Perhaps no other muscle car was keener on cutting through the air. The Talladega spent most of its designing stage in the wind tunnel, a fairly new technology back when they were still creating the car.

Along with a more aerodynamic than usual body, it was powered by a 429-cubic-inch V8 that powered the big displacement mustangs of its time.

Less than 800 units of the Talladega were made which is why the model is kind of consigned to oblivion, not many people knew of the car even if it won numerous championships in NASCAR. Winning 29 races in the 1969 season is its mark in history which is surprising as to why it isn’t more popular than it is.

3 Pontiac Grand Prix SJ

via wikimedia commons

There are a couple of styling cues that are distinct to muscle cars such as a large body, a big displacement engine, and a long hood to name a few. This vintage Pontiac had the longest hood for any production car in 1969 and it housed a 428-cubic-inch V8 beast. The Grand Prix SJ isn’t your typical muscle car; it’s more inclined to the personal luxury coupe segment which is why it has a more opulent interior and better material on surfaces. From a stop, it would take about six and a half seconds to get to 60 mph, not too shabby considering the car weighed significantly more than other muscle cars of the era.

2 Chrysler Hurst 300

Via PerformanceDrive

Being unusually long with for sure added more weight to the car. At 18.5 feet long, the Chrysler Hurst had a lot of heft to carry around especially in the corners, try 4,400 pounds for a number.

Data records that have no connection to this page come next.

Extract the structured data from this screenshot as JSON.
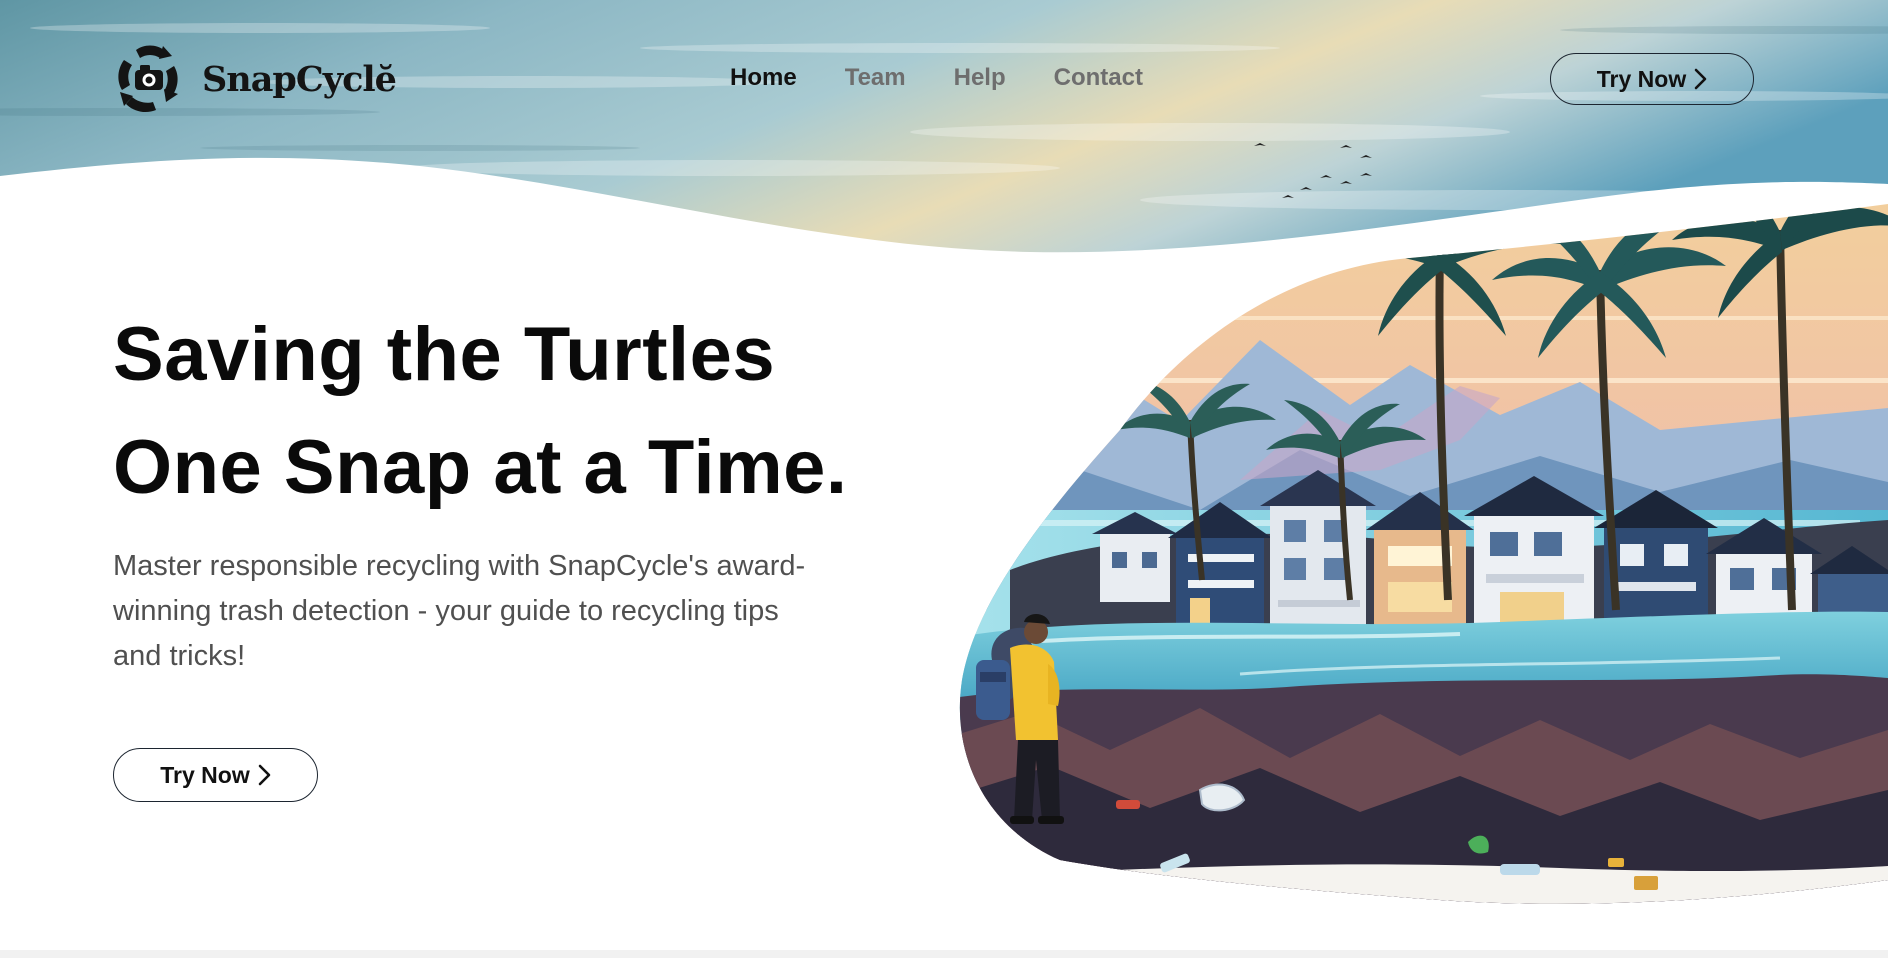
{
  "brand": {
    "name": "SnapCyclĕ",
    "logo_icon": "recycle-camera-icon"
  },
  "nav": {
    "items": [
      {
        "label": "Home",
        "active": true
      },
      {
        "label": "Team",
        "active": false
      },
      {
        "label": "Help",
        "active": false
      },
      {
        "label": "Contact",
        "active": false
      }
    ]
  },
  "header": {
    "cta_label": "Try Now",
    "cta_icon": "chevron-right-icon"
  },
  "hero": {
    "title_line1": "Saving the Turtles",
    "title_line2": "One Snap at a Time.",
    "subtitle": "Master responsible recycling with SnapCycle's award-winning trash detection - your guide to recycling tips and tricks!",
    "cta_label": "Try Now",
    "cta_icon": "chevron-right-icon"
  },
  "colors": {
    "text_primary": "#0a0a0a",
    "nav_inactive": "#6e6e6e",
    "subtitle": "#505050",
    "button_border": "#1c2530",
    "jacket_yellow": "#f2c230",
    "sea_teal": "#6ecbdc"
  }
}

As it would later show, 375 horsepower could propel the bulky muscle car from 0-60 at 7.1 seconds. Not incredibly impressive especially for today’s standards but in light of its ridiculous weight, it’s nothing short of a surprise.

Only 500 Chrysler Hurst 300’s were built which makes the car one of rarer muscle cars out there. If you were wondering why the vehicle weighed so much, take a look at the interior and see that Chrysler spared no feature to put in the Hurst 300.

1 AMC SC/360 Hornet

Via Wikimedia Commons

The Hornet’s predecessor failed to conjure up some sales in the 60’s which also affected its later models. The last entry was to a certain extent a big muscle car and on the other hand, we have here the Hornet which is an incredibly small vehicle. Being small, it didn’t have much weight; this meant that the engine didn’t have to be the biggest and baddest to have a 0-60 time of 6.7 seconds. A measly 285 horsepower was all it took to have fun in this tiny pony car meant for a more vivacious driving style. However good a car may be on paper; if it didn’t have a big engine, it wasn’t a muscle car, at least for Americans.

Sources: valleychevy.com, cheatsheet.com

More in Car Culture